Report every line of the records below that includes the string "title".

=== Begin Enclosure ===

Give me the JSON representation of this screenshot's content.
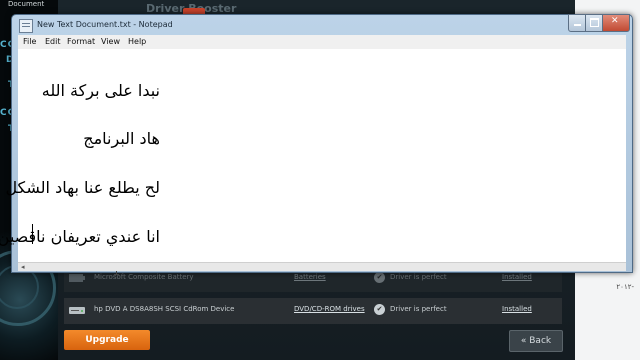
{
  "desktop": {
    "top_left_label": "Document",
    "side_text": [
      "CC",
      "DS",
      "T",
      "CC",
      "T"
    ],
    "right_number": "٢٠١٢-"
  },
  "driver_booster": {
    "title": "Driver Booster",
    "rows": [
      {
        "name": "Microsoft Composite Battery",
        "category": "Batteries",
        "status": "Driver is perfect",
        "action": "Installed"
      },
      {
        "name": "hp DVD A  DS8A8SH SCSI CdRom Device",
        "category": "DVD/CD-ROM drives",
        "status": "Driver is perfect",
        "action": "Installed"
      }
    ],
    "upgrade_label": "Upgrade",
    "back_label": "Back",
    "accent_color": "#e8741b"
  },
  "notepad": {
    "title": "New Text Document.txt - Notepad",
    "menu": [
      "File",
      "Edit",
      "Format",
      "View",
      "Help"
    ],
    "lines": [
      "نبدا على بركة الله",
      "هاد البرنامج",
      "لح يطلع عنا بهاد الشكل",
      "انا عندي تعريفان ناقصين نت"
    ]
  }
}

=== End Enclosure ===

■ Output for this task ■
    "title": "Driver Booster",
    "title": "New Text Document.txt - Notepad",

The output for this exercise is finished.